*Brief:* Your response should contain each line of the data that includes "title".

Dataset items:
Content starts

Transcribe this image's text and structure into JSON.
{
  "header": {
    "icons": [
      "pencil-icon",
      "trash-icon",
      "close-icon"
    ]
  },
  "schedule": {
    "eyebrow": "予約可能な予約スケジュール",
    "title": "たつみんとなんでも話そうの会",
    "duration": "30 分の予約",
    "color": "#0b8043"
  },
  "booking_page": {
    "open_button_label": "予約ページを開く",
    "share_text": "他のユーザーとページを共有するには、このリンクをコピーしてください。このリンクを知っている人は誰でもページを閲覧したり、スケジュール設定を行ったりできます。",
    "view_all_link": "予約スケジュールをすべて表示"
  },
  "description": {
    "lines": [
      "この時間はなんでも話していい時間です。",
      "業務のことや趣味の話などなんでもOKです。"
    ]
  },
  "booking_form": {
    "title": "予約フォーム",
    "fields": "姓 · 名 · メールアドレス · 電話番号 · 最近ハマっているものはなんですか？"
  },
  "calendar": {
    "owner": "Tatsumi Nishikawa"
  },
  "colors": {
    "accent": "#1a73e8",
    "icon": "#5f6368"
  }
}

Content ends

*Solution for this problem:*
    "title": "たつみんとなんでも話そうの会",
    "title": "予約フォーム",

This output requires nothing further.